Apple’s upcoming campus in Cupertino, California is reminiscent of a spaceship with a footprint bigger than the Pentagon. The spectacular building should be completed by 2015, provided all goes as planned. Now, over the past few months we’ve been shown breathtaking renderings and descriptions of the 175-acre circular structure adorned in glass. The original conceptual images that had owed Cupertino City Council back in June and detailed drawings released in August have now been coupled with a brand new set of renderings that slip a couple of noteworthy details.

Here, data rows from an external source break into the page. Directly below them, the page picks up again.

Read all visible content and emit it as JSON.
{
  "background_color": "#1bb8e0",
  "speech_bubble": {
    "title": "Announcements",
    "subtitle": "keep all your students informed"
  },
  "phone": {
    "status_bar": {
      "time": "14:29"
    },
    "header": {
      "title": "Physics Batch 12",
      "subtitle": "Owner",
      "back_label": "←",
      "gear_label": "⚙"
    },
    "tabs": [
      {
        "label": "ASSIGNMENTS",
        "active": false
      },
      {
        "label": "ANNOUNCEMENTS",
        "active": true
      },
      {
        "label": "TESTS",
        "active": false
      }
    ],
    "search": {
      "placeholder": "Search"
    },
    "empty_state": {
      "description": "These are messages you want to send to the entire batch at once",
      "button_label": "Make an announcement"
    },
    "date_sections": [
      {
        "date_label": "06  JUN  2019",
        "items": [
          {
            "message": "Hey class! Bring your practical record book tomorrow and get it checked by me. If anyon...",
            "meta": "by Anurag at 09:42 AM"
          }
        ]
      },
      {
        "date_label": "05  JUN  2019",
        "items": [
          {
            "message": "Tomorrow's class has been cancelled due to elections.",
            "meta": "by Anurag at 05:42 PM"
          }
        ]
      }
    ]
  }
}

Yesterday, a new proposal Apple submitted on Monday has been made public at the City of Cupertino web site (via iPhoneinCanada.ca). Four PDF documents weighing in at more than a hundred megabytes (Introduction, Site Plan & Landscaping, Floor Plans and Renderings) pitch the Spaceship building as “an integrated 21st century campus surrounded by green space”.
The company specifies its “distinctive and inspiring 21st century workplace” will “consist of 2.8 million square feet over four stories, and accommodate up to 13,000 employees”, respecting Apple’s security needs “in part through perimeter protection”. We can see how taking some paperwork to another department inside this monstrous super structure will be a lunch killer for some employees. The site is bounded by East Homestead Road on the north, properties adjacent to Tantau Avenue on the east, Interstate 280 on the south and Wolfe Road on the west. Apple doesn’t appear to have overlooked anything. Read on…
Pentagon ▪ August 16, 2011
John Martellaro at MacObserver got his protractor out and used those drawings that the City of Cupertino released this weekend to extrapolate the real size of Apple’s new HQ building. In a word, it is BIG.
Given that comforting sanity check, I measured the diameter of the Apple spaceship as 1615 ft, plus or minus a few ft., depending on where one places the ruler. That’s a radius of 807.5 ft.
The outside measurement on the plans is 760′ but the large outside shader structures could account for the additional size.
Interestingly, that is a bigger footprint than the world’s largest office building, the Pentagon, which at five stories tall, two basement levels and with a smaller courtyard, still has significantly more usable square footage.
Also (using our geometry skillz) plugging the 1615 ft diameter into a perfectly round circle, you get an outside circumference of just under a mile (5074 ft). That means taking some paperwork all the way to HR might be a lunch killer.